-------- Recorded information --------

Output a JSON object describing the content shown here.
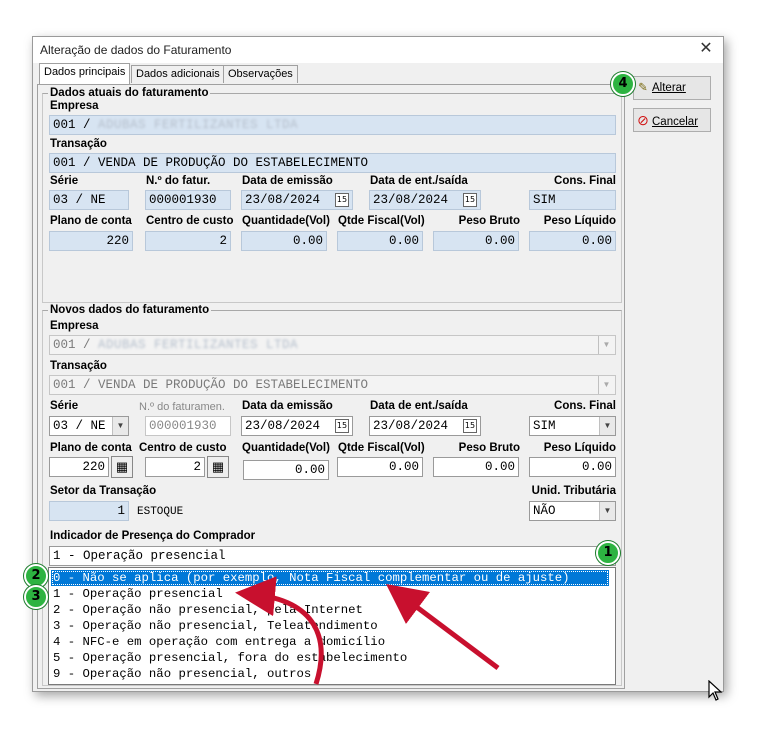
{
  "window": {
    "title": "Alteração de dados do Faturamento",
    "close_glyph": "✕"
  },
  "tabs": [
    {
      "label": "Dados principais",
      "active": true
    },
    {
      "label": "Dados adicionais",
      "active": false
    },
    {
      "label": "Observações",
      "active": false
    }
  ],
  "buttons": {
    "alterar": "Alterar",
    "cancelar": "Cancelar"
  },
  "current": {
    "group_title": "Dados atuais do faturamento",
    "empresa_label": "Empresa",
    "empresa_prefix": "001 /",
    "empresa_blurred": "ADUBAS FERTILIZANTES LTDA",
    "transacao_label": "Transação",
    "transacao_value": "001 / VENDA DE PRODUÇÃO DO ESTABELECIMENTO",
    "serie_label": "Série",
    "serie_value": "03 / NE",
    "nfatur_label": "N.º do fatur.",
    "nfatur_value": "000001930",
    "emissao_label": "Data de emissão",
    "emissao_value": "23/08/2024",
    "entsaida_label": "Data de ent./saída",
    "entsaida_value": "23/08/2024",
    "consfinal_label": "Cons. Final",
    "consfinal_value": "SIM",
    "plano_label": "Plano de conta",
    "plano_value": "220",
    "centro_label": "Centro de custo",
    "centro_value": "2",
    "qtdvol_label": "Quantidade(Vol)",
    "qtdvol_value": "0.00",
    "qtdfiscal_label": "Qtde Fiscal(Vol)",
    "qtdfiscal_value": "0.00",
    "pesobruto_label": "Peso Bruto",
    "pesobruto_value": "0.00",
    "pesoliq_label": "Peso Líquido",
    "pesoliq_value": "0.00"
  },
  "new": {
    "group_title": "Novos dados do faturamento",
    "empresa_label": "Empresa",
    "empresa_prefix": "001 /",
    "empresa_blurred": "ADUBAS FERTILIZANTES LTDA",
    "transacao_label": "Transação",
    "transacao_value": "001 / VENDA DE PRODUÇÃO DO ESTABELECIMENTO",
    "serie_label": "Série",
    "serie_value": "03 / NE",
    "nfaturamen_label": "N.º do faturamen.",
    "nfaturamen_value": "000001930",
    "emissao_label": "Data da emissão",
    "emissao_value": "23/08/2024",
    "entsaida_label": "Data de ent./saída",
    "entsaida_value": "23/08/2024",
    "consfinal_label": "Cons. Final",
    "consfinal_value": "SIM",
    "plano_label": "Plano de conta",
    "plano_value": "220",
    "centro_label": "Centro de custo",
    "centro_value": "2",
    "qtdvol_label": "Quantidade(Vol)",
    "qtdvol_value": "0.00",
    "qtdfiscal_label": "Qtde Fiscal(Vol)",
    "qtdfiscal_value": "0.00",
    "pesobruto_label": "Peso Bruto",
    "pesobruto_value": "0.00",
    "pesoliq_label": "Peso Líquido",
    "pesoliq_value": "0.00",
    "setor_label": "Setor da Transação",
    "setor_value": "1",
    "setor_desc": "ESTOQUE",
    "unid_label": "Unid. Tributária",
    "unid_value": "NÃO"
  },
  "indicador": {
    "label": "Indicador de Presença do Comprador",
    "selected": "1 - Operação presencial",
    "options": [
      "0 - Não se aplica (por exemplo, Nota Fiscal complementar ou de ajuste)",
      "1 - Operação presencial",
      "2 - Operação não presencial, pela Internet",
      "3 - Operação não presencial, Teleatendimento",
      "4 - NFC-e em operação com entrega a domicílio",
      "5 - Operação presencial, fora do estabelecimento",
      "9 - Operação não presencial, outros"
    ],
    "highlighted_index": 0
  },
  "badges": {
    "b1": "1",
    "b2": "2",
    "b3": "3",
    "b4": "4"
  },
  "icons": {
    "calendar": "calendar-icon",
    "dropdown": "chevron-down-icon",
    "picker": "lookup-icon",
    "edit": "edit-icon",
    "cancel": "cancel-icon",
    "cursor": "mouse-cursor-icon"
  },
  "colors": {
    "selection": "#0078d7",
    "field_fill": "#d7e4f2",
    "badge_green": "#2db341",
    "arrow_red": "#c8102e"
  }
}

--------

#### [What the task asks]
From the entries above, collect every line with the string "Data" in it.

#### [Response for this exercise]
    "emissao_label": "Data de emissão",
    "entsaida_label": "Data de ent./saída",
    "emissao_label": "Data da emissão",
    "entsaida_label": "Data de ent./saída",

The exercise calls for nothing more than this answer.